● **WHAT IS BEING ASKED**
Reproduce the records in full. Alter nothing.

● **INPUT FOR THIS TASK**
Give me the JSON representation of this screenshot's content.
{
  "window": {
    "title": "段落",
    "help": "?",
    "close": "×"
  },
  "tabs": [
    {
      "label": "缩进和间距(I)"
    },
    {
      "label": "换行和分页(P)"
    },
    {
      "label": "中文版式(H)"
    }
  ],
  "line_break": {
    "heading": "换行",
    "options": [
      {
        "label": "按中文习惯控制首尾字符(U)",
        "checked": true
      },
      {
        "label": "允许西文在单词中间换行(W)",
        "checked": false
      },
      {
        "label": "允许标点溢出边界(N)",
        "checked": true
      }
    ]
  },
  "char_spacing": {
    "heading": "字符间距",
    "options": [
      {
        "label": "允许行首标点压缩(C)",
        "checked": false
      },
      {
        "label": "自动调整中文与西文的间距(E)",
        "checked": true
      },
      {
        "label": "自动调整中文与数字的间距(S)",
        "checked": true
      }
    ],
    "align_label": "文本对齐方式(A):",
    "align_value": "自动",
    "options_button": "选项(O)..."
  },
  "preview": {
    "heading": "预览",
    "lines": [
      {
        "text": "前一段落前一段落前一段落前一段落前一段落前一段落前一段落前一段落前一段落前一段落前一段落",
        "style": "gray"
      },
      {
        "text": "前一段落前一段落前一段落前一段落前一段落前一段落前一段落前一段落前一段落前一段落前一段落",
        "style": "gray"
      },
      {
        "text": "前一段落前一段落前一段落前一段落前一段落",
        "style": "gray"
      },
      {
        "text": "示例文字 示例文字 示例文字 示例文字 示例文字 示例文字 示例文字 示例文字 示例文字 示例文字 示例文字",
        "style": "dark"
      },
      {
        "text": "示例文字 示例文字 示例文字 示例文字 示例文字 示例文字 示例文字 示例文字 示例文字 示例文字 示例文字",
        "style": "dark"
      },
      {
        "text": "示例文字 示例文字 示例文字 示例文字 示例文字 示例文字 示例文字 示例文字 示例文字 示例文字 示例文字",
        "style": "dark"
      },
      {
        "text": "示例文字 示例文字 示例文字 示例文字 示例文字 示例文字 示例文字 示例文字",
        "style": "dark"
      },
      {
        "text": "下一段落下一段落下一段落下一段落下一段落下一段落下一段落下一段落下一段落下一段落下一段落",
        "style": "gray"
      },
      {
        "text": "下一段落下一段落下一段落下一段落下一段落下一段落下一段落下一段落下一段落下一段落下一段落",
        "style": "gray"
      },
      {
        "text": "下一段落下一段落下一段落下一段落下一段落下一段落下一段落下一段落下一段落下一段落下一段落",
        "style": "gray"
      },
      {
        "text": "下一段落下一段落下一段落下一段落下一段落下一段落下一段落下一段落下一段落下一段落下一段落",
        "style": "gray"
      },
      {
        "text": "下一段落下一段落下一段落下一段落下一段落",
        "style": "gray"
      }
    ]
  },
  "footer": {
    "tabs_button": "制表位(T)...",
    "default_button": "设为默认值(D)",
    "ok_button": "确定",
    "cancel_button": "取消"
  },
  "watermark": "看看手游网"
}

● **TASK SOLUTION**
Give me the JSON representation of this screenshot's content.
{
  "window": {
    "title": "段落",
    "help": "?",
    "close": "×"
  },
  "tabs": [
    {
      "label": "缩进和间距(I)"
    },
    {
      "label": "换行和分页(P)"
    },
    {
      "label": "中文版式(H)"
    }
  ],
  "line_break": {
    "heading": "换行",
    "options": [
      {
        "label": "按中文习惯控制首尾字符(U)",
        "checked": true
      },
      {
        "label": "允许西文在单词中间换行(W)",
        "checked": false
      },
      {
        "label": "允许标点溢出边界(N)",
        "checked": true
      }
    ]
  },
  "char_spacing": {
    "heading": "字符间距",
    "options": [
      {
        "label": "允许行首标点压缩(C)",
        "checked": false
      },
      {
        "label": "自动调整中文与西文的间距(E)",
        "checked": true
      },
      {
        "label": "自动调整中文与数字的间距(S)",
        "checked": true
      }
    ],
    "align_label": "文本对齐方式(A):",
    "align_value": "自动",
    "options_button": "选项(O)..."
  },
  "preview": {
    "heading": "预览",
    "lines": [
      {
        "text": "前一段落前一段落前一段落前一段落前一段落前一段落前一段落前一段落前一段落前一段落前一段落",
        "style": "gray"
      },
      {
        "text": "前一段落前一段落前一段落前一段落前一段落前一段落前一段落前一段落前一段落前一段落前一段落",
        "style": "gray"
      },
      {
        "text": "前一段落前一段落前一段落前一段落前一段落",
        "style": "gray"
      },
      {
        "text": "示例文字 示例文字 示例文字 示例文字 示例文字 示例文字 示例文字 示例文字 示例文字 示例文字 示例文字",
        "style": "dark"
      },
      {
        "text": "示例文字 示例文字 示例文字 示例文字 示例文字 示例文字 示例文字 示例文字 示例文字 示例文字 示例文字",
        "style": "dark"
      },
      {
        "text": "示例文字 示例文字 示例文字 示例文字 示例文字 示例文字 示例文字 示例文字 示例文字 示例文字 示例文字",
        "style": "dark"
      },
      {
        "text": "示例文字 示例文字 示例文字 示例文字 示例文字 示例文字 示例文字 示例文字",
        "style": "dark"
      },
      {
        "text": "下一段落下一段落下一段落下一段落下一段落下一段落下一段落下一段落下一段落下一段落下一段落",
        "style": "gray"
      },
      {
        "text": "下一段落下一段落下一段落下一段落下一段落下一段落下一段落下一段落下一段落下一段落下一段落",
        "style": "gray"
      },
      {
        "text": "下一段落下一段落下一段落下一段落下一段落下一段落下一段落下一段落下一段落下一段落下一段落",
        "style": "gray"
      },
      {
        "text": "下一段落下一段落下一段落下一段落下一段落下一段落下一段落下一段落下一段落下一段落下一段落",
        "style": "gray"
      },
      {
        "text": "下一段落下一段落下一段落下一段落下一段落",
        "style": "gray"
      }
    ]
  },
  "footer": {
    "tabs_button": "制表位(T)...",
    "default_button": "设为默认值(D)",
    "ok_button": "确定",
    "cancel_button": "取消"
  },
  "watermark": "看看手游网"
}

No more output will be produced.